Give back the line in the listing below that contains "Serialize everything readable" and all remaining lines, retyped exactly, through the last line.

Data for this task —
Start of Block

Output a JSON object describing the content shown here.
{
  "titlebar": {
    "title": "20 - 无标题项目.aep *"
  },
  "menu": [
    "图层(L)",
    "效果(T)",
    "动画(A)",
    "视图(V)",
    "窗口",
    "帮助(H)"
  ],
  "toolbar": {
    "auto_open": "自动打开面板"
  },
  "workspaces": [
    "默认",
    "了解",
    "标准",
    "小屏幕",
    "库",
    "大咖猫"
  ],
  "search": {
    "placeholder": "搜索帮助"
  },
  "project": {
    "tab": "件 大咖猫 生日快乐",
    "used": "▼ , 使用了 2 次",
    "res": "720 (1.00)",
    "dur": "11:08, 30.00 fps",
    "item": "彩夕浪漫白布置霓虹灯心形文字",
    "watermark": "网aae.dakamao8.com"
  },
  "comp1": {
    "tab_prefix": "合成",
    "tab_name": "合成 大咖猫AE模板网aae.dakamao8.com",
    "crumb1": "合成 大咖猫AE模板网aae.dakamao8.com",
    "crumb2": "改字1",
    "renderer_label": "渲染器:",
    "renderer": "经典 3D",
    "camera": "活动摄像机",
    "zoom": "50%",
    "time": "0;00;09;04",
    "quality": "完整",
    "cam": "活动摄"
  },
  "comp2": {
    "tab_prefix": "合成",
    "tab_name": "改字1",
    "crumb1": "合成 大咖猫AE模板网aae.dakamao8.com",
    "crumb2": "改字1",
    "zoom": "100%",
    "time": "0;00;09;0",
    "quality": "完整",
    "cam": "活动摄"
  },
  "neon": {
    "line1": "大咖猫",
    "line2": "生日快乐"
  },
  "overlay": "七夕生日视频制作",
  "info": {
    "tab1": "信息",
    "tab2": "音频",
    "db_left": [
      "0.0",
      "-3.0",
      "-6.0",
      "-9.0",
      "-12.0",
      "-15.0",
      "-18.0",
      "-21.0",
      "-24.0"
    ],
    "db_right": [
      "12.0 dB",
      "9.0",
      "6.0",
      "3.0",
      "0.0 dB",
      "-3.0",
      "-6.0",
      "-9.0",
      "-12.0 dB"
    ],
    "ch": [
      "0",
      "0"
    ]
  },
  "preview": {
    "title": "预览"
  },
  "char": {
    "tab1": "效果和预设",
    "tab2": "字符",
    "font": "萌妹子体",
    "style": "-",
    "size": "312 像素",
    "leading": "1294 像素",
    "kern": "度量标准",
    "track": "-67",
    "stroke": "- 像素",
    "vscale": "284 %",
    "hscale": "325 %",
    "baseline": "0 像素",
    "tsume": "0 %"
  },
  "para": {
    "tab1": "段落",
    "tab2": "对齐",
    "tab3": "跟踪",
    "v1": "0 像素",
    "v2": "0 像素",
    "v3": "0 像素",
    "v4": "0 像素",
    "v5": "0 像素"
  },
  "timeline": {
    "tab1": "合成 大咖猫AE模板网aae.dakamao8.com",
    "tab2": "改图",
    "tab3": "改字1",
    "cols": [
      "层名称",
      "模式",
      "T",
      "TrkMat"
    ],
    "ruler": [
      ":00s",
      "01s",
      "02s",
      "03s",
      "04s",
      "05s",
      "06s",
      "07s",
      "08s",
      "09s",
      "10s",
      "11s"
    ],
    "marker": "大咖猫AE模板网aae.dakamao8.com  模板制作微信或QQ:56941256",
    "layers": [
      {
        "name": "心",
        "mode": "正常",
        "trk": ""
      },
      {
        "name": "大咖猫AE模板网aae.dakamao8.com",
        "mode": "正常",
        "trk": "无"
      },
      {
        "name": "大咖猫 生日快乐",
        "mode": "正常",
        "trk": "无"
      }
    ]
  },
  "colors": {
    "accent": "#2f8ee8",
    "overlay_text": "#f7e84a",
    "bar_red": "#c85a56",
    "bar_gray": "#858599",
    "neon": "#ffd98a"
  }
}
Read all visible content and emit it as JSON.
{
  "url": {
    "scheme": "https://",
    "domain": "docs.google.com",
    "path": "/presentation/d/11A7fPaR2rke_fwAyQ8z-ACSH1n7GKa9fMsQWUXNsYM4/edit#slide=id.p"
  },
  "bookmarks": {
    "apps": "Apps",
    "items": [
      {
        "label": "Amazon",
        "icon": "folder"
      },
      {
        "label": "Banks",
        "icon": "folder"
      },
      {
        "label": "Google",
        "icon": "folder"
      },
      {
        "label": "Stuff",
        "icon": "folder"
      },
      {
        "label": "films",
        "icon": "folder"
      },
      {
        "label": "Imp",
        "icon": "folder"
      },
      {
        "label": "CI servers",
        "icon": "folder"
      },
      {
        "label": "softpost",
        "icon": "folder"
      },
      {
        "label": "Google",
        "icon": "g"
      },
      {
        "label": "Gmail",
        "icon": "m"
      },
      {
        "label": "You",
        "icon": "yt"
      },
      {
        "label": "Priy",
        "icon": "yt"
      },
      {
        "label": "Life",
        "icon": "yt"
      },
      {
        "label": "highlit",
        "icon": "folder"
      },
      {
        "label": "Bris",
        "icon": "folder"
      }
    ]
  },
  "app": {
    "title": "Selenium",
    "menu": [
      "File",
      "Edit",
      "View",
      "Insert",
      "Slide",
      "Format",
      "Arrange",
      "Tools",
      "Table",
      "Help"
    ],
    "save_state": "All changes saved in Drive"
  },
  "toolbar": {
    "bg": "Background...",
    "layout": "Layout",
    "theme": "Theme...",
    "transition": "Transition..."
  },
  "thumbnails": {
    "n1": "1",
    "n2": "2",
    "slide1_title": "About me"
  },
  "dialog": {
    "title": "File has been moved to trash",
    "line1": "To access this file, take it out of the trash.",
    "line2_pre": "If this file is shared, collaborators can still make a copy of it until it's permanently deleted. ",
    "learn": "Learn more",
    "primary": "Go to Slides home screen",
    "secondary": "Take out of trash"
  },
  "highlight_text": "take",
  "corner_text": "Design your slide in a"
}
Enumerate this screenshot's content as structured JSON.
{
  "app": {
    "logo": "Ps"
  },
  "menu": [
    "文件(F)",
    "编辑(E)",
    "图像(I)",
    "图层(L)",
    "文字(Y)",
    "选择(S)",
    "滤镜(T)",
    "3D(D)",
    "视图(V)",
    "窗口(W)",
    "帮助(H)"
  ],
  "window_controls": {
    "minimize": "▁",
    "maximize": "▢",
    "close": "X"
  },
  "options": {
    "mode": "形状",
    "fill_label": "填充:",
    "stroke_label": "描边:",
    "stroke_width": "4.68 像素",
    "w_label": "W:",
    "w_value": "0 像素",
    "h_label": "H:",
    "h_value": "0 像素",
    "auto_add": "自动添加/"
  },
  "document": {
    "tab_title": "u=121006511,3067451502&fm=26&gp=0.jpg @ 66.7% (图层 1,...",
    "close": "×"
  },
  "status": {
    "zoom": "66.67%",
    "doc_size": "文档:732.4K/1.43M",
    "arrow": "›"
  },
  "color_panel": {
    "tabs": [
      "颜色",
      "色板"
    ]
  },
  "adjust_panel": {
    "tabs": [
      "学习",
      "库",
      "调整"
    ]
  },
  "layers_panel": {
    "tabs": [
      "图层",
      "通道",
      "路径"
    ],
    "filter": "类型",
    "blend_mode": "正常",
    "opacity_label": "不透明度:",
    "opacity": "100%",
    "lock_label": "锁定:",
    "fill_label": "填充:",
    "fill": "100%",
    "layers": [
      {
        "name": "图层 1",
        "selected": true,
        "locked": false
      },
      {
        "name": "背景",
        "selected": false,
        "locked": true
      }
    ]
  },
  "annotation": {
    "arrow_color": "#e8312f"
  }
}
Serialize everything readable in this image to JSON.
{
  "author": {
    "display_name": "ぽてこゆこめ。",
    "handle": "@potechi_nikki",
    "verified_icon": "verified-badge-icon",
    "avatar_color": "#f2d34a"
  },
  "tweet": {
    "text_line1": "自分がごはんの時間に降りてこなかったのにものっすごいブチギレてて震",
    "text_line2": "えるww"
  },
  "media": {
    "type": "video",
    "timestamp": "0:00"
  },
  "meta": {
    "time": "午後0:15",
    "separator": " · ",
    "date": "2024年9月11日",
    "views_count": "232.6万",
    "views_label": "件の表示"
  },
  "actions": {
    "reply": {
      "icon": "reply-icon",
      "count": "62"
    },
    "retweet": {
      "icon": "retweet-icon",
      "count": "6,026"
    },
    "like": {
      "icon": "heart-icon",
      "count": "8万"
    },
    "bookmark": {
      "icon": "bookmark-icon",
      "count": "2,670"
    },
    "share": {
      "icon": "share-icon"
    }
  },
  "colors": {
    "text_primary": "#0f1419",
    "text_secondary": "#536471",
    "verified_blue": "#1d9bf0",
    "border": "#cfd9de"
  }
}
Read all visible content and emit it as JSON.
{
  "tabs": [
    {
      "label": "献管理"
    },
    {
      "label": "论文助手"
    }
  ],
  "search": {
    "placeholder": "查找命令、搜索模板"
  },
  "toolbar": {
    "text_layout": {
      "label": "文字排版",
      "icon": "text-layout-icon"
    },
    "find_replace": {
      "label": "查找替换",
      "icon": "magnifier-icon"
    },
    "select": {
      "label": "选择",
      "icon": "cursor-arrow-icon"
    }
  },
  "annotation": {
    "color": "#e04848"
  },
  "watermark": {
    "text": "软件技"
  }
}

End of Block

Result of this task —
Serialize everything readable in this image to JSON.
{
  "author": {
    "display_name": "ぽてこゆこめ。",
    "handle": "@potechi_nikki",
    "verified_icon": "verified-badge-icon",
    "avatar_color": "#f2d34a"
  },
  "tweet": {
    "text_line1": "自分がごはんの時間に降りてこなかったのにものっすごいブチギレてて震",
    "text_line2": "えるww"
  },
  "media": {
    "type": "video",
    "timestamp": "0:00"
  },
  "meta": {
    "time": "午後0:15",
    "separator": " · ",
    "date": "2024年9月11日",
    "views_count": "232.6万",
    "views_label": "件の表示"
  },
  "actions": {
    "reply": {
      "icon": "reply-icon",
      "count": "62"
    },
    "retweet": {
      "icon": "retweet-icon",
      "count": "6,026"
    },
    "like": {
      "icon": "heart-icon",
      "count": "8万"
    },
    "bookmark": {
      "icon": "bookmark-icon",
      "count": "2,670"
    },
    "share": {
      "icon": "share-icon"
    }
  },
  "colors": {
    "text_primary": "#0f1419",
    "text_secondary": "#536471",
    "verified_blue": "#1d9bf0",
    "border": "#cfd9de"
  }
}
Read all visible content and emit it as JSON.
{
  "tabs": [
    {
      "label": "献管理"
    },
    {
      "label": "论文助手"
    }
  ],
  "search": {
    "placeholder": "查找命令、搜索模板"
  },
  "toolbar": {
    "text_layout": {
      "label": "文字排版",
      "icon": "text-layout-icon"
    },
    "find_replace": {
      "label": "查找替换",
      "icon": "magnifier-icon"
    },
    "select": {
      "label": "选择",
      "icon": "cursor-arrow-icon"
    }
  },
  "annotation": {
    "color": "#e04848"
  },
  "watermark": {
    "text": "软件技"
  }
}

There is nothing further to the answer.